August is the season when the grape picking begins in most areas of Greece. In many areas, it extends into September or even October depending on the variety.
This is the time to enjoy the fruits of the vine. It is the time when the efforts of the year will be justified. The vine that we have cared for all year long is ready to give us its juices.
We can use the must to make wine, petmezi (must syrup, grape treacle), or use it directly to make moustalevria (grape must pudding).
The steps for making the must are as follows:
- Harvest the grapes
- Crush the grapes
- Press the grapes to extract juice
- Clear the must
Harvesting of grapes
Harvesting should be done carefully so as not to hurt the grapes. It is advisable, during the harvest, to remove any damaged or dried out grapes from the bunches. You can do this later, but it is better now and will not seem like a chore.
If you are harvesting the vine to make must for wine, you should consult an oenologist about when is the right time. Usually grapes intended for wine are not harvested when they are fully ripe, but when their sugar level has reached the desired level.
If you are harvesting the vine to make must for petmezi (must syrup, grape treacle), then the grapes should be ripe (so ripe, that you can eat them comfortably).
Caution. Do not wash the grapes!
If it has previously rained, wait 3 days for the grapes to dry and then harvest.
Crushing of grapes – breaking of grape berries
The purpose of crushing the grapes is to break (split) the grape berries, extract its juice (must) and prepare it for the next stage which is pressing to extract all its juice.
Before crushing the grapes you have two options.
To remove the grape berries from the bunches and crush only the berries or
Keep the bunches as they are and crush them all together.
What will determine which method you follow is how you press the grapes in the next step.
If you are going to use a wooden hand-held grape press (trocolo) I suggest you keep the grapes bunches as they are and crush them including rachis, peduncle and pedicels. This way, the material will not spill out from the openings between the woods.
If you are going to use a metal manual grape press, then it is best to keep only the grape berries. As metal grape presses are closed, there is no risk of material spilling out.
The breaking of the berries is traditionally done by pressing the grapes. You can even press the grapes into a large basin.
Alternatively, the crushing of the grapes is done with special machines called crushers. They come in manual and electric versions.

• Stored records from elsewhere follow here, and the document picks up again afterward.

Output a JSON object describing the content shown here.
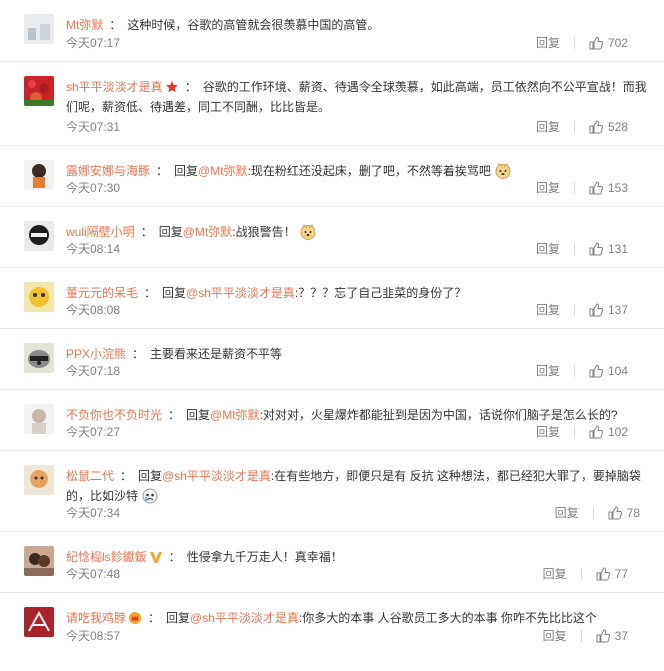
{
  "ui": {
    "reply_label": "回复"
  },
  "comments": [
    {
      "user": "Mt弥默",
      "reply_prefix": "",
      "mention": "",
      "after_mention": "",
      "text": "这种时候，谷歌的高管就会很羡慕中国的高管。",
      "time": "今天07:17",
      "likes": "702"
    },
    {
      "user": "sh平平淡淡才是真",
      "reply_prefix": "",
      "mention": "",
      "after_mention": "",
      "text": "谷歌的工作环境、薪资、待遇令全球羡慕，如此高端，员工依然向不公平宣战！而我们呢，薪资低、待遇差，同工不同酬，比比皆是。",
      "time": "今天07:31",
      "likes": "528"
    },
    {
      "user": "露娜安娜与海豚",
      "reply_prefix": "回复",
      "mention": "@Mt弥默",
      "after_mention": ":现在粉红还没起床，删了吧，不然等着挨骂吧",
      "text": "",
      "time": "今天07:30",
      "likes": "153"
    },
    {
      "user": "wuli隔壁小明",
      "reply_prefix": "回复",
      "mention": "@Mt弥默",
      "after_mention": ":战狼警告！",
      "text": "",
      "time": "今天08:14",
      "likes": "131"
    },
    {
      "user": "董元元的呆毛",
      "reply_prefix": "回复",
      "mention": "@sh平平淡淡才是真",
      "after_mention": ":？？？忘了自己韭菜的身份了？",
      "text": "",
      "time": "今天08:08",
      "likes": "137"
    },
    {
      "user": "PPX小浣熊",
      "reply_prefix": "",
      "mention": "",
      "after_mention": "",
      "text": "主要看来还是薪资不平等",
      "time": "今天07:18",
      "likes": "104"
    },
    {
      "user": "不负你也不负时光",
      "reply_prefix": "回复",
      "mention": "@Mt弥默",
      "after_mention": ":对对对，火星爆炸都能扯到是因为中国，话说你们脑子是怎么长的?",
      "text": "",
      "time": "今天07:27",
      "likes": "102"
    },
    {
      "user": "松鼠二代",
      "reply_prefix": "回复",
      "mention": "@sh平平淡淡才是真",
      "after_mention": ":在有些地方，即便只是有 反抗 这种想法，都已经犯大罪了，要掉脑袋的，比如沙特",
      "text": "",
      "time": "今天07:34",
      "likes": "78"
    },
    {
      "user": "紀惗榀ls鉁钀鈑",
      "reply_prefix": "",
      "mention": "",
      "after_mention": "",
      "text": "性侵拿九千万走人！真幸福！",
      "time": "今天07:48",
      "likes": "77"
    },
    {
      "user": "请吃我鸡脖",
      "reply_prefix": "回复",
      "mention": "@sh平平淡淡才是真",
      "after_mention": ":你多大的本事 人谷歌员工多大的本事 你咋不先比比这个",
      "text": "",
      "time": "今天08:57",
      "likes": "37"
    }
  ]
}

Their prices range from 90 to 360 Euros for the household models.
The final result is as in the picture below.
Grape squeezing (pressing)
Now it’s time to press the grapes to get all the juice out of the grapes.
At home, pressing is done using metal or wooden grape presses (trocola).
On the market you will find a variety of sizes, types and manufacturers. Prices for wooden manual grape presses range between EUR 170 and EUR 500. Prices for metal manual grape presses, which I have seen are smaller than wooden ones, range between EUR 65 and 170.
I used a wooden grape press.
We pour the pressed grapes into the grape press, after making sure to put a basin at the outlet to collect the must.
Immediately you will see the must flowing.
Then, as you will see in the next photos, we prepare the grape press to start pressing.
We place the two semi-circular pieces of wood on top of the grape pulp, and then pair and alternate the other sticks until we reach the top of the grape press.
Finally, add the ratchet head.
Attention. For convenience we should lubricate the ratchet shaft and mechanism. Lubrication should be done with olive oil and not other oil (e.g. engine oil) to avoid contamination of the wort with chemicals.
Start and work the mechanism, squeezing the grape pulp. The squeezing should be done gradually. In between, we should allow time for the must to flow.
Detailed instructions on how to operate a grape press can be found at
Then, a useful and informative video on how to prepare and operate a grape press (from 1:00 onwards):
Finishing the pressing, we have gotten the grapes must while our grape remains will look like the picture below. You can use this material in your compost. Nothing is wasted!
Cleaning the must
The next and final step is cleaning the must.
The purpose of cleaning is to remove from the must any grape residues or other foreign bodies that have fallen into it.
I personally do the cleaning by passing the wort simultaneously through tulle and a strainer with very small holes.
What you will notice is that the tulle dulls relatively quickly from the wort materials and you will need to clean or replace it regularly.